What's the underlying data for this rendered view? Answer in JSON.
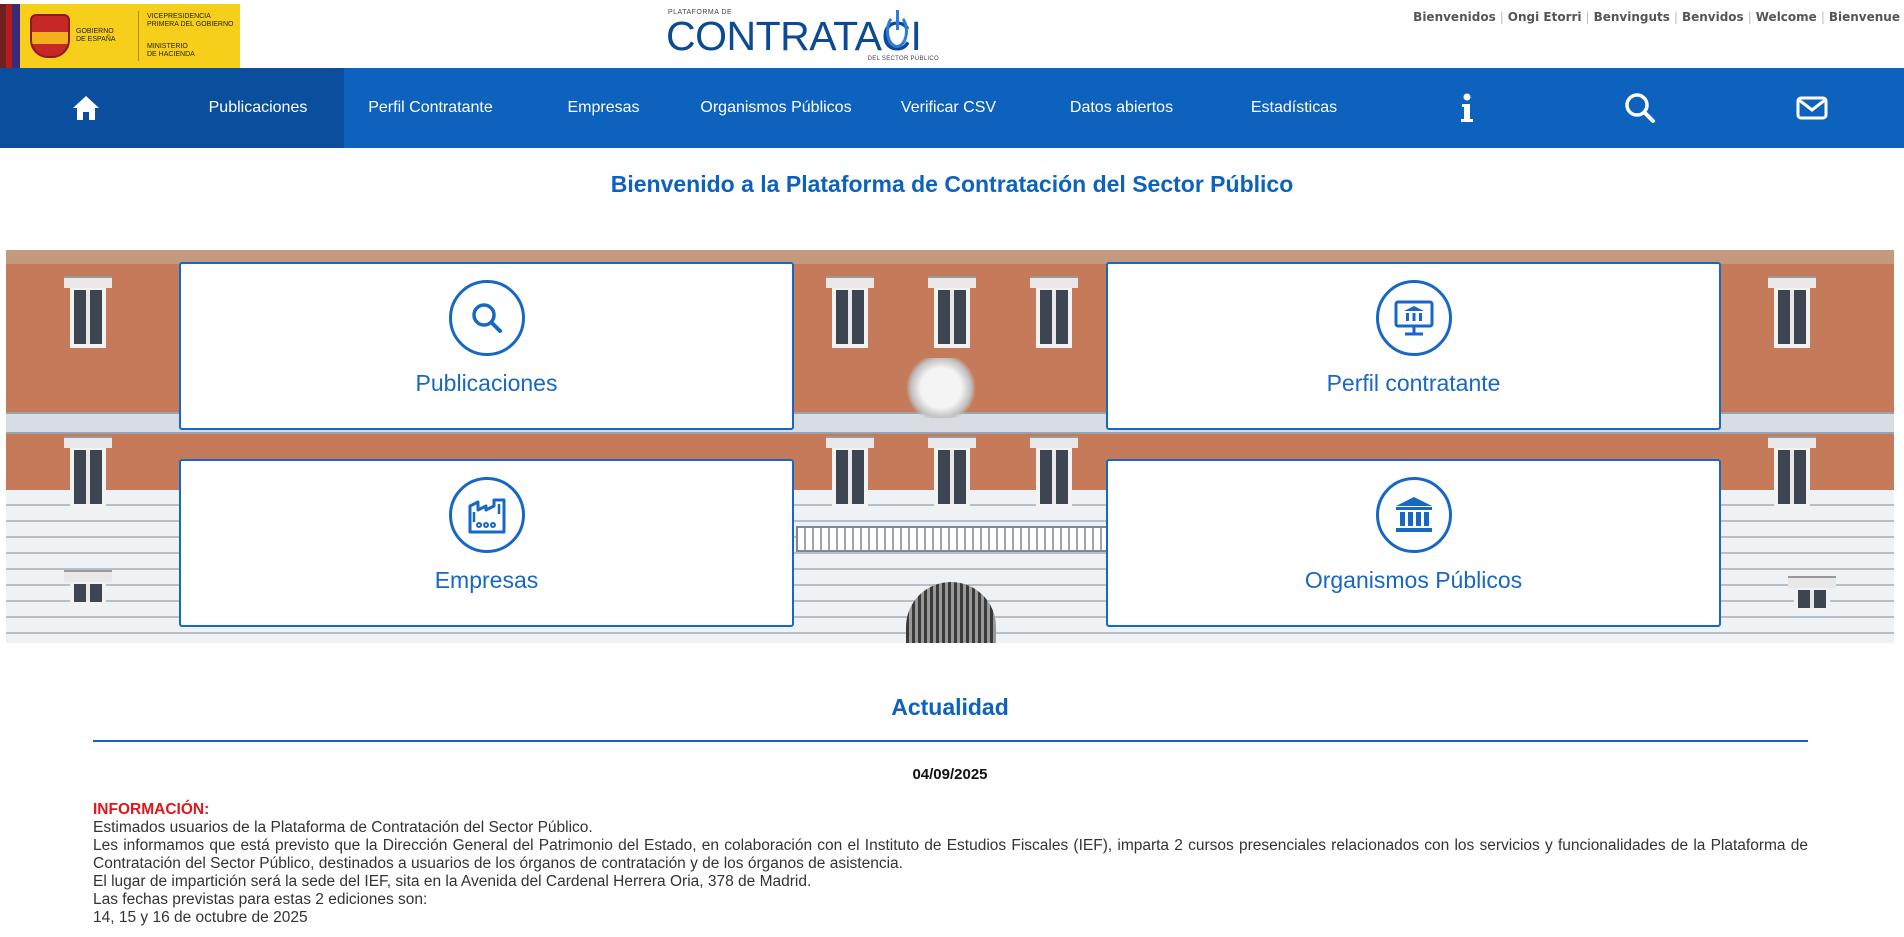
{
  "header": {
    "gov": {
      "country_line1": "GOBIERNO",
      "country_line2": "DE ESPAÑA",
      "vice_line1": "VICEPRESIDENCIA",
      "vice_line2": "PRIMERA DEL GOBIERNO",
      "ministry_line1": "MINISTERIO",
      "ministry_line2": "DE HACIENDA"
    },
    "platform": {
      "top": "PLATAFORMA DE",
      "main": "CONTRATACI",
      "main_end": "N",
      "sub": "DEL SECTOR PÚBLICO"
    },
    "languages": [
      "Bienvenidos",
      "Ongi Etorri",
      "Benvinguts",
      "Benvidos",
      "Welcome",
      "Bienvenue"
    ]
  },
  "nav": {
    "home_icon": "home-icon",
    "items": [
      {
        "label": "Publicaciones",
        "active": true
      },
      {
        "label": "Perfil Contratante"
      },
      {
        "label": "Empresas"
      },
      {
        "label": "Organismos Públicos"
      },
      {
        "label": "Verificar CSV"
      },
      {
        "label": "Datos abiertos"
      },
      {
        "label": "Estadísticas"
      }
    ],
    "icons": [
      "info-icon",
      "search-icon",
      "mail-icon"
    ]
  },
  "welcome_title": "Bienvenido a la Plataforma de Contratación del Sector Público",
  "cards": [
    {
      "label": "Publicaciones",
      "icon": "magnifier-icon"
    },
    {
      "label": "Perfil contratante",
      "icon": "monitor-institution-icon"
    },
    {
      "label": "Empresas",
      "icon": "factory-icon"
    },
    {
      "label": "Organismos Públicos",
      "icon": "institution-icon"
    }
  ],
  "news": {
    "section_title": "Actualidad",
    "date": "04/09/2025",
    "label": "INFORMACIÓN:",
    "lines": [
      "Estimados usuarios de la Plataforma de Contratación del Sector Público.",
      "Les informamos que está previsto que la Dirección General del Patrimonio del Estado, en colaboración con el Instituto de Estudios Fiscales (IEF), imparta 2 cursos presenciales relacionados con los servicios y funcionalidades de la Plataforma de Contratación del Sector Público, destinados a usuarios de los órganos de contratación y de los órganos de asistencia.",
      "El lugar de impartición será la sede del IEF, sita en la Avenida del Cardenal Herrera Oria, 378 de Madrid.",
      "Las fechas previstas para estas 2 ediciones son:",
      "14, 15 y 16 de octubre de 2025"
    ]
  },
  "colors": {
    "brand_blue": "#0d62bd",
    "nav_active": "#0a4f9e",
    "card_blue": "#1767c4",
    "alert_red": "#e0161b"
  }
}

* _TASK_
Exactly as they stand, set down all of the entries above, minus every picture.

* _RESPONSE_
What's the underlying data for this rendered view? Answer in JSON.
{
  "header": {
    "gov": {
      "country_line1": "GOBIERNO",
      "country_line2": "DE ESPAÑA",
      "vice_line1": "VICEPRESIDENCIA",
      "vice_line2": "PRIMERA DEL GOBIERNO",
      "ministry_line1": "MINISTERIO",
      "ministry_line2": "DE HACIENDA"
    },
    "platform": {
      "top": "PLATAFORMA DE",
      "main": "CONTRATACI",
      "main_end": "N",
      "sub": "DEL SECTOR PÚBLICO"
    },
    "languages": [
      "Bienvenidos",
      "Ongi Etorri",
      "Benvinguts",
      "Benvidos",
      "Welcome",
      "Bienvenue"
    ]
  },
  "nav": {
    "home_icon": "home-icon",
    "items": [
      {
        "label": "Publicaciones",
        "active": true
      },
      {
        "label": "Perfil Contratante"
      },
      {
        "label": "Empresas"
      },
      {
        "label": "Organismos Públicos"
      },
      {
        "label": "Verificar CSV"
      },
      {
        "label": "Datos abiertos"
      },
      {
        "label": "Estadísticas"
      }
    ],
    "icons": [
      "info-icon",
      "search-icon",
      "mail-icon"
    ]
  },
  "welcome_title": "Bienvenido a la Plataforma de Contratación del Sector Público",
  "cards": [
    {
      "label": "Publicaciones",
      "icon": "magnifier-icon"
    },
    {
      "label": "Perfil contratante",
      "icon": "monitor-institution-icon"
    },
    {
      "label": "Empresas",
      "icon": "factory-icon"
    },
    {
      "label": "Organismos Públicos",
      "icon": "institution-icon"
    }
  ],
  "news": {
    "section_title": "Actualidad",
    "date": "04/09/2025",
    "label": "INFORMACIÓN:",
    "lines": [
      "Estimados usuarios de la Plataforma de Contratación del Sector Público.",
      "Les informamos que está previsto que la Dirección General del Patrimonio del Estado, en colaboración con el Instituto de Estudios Fiscales (IEF), imparta 2 cursos presenciales relacionados con los servicios y funcionalidades de la Plataforma de Contratación del Sector Público, destinados a usuarios de los órganos de contratación y de los órganos de asistencia.",
      "El lugar de impartición será la sede del IEF, sita en la Avenida del Cardenal Herrera Oria, 378 de Madrid.",
      "Las fechas previstas para estas 2 ediciones son:",
      "14, 15 y 16 de octubre de 2025"
    ]
  },
  "colors": {
    "brand_blue": "#0d62bd",
    "nav_active": "#0a4f9e",
    "card_blue": "#1767c4",
    "alert_red": "#e0161b"
  }
}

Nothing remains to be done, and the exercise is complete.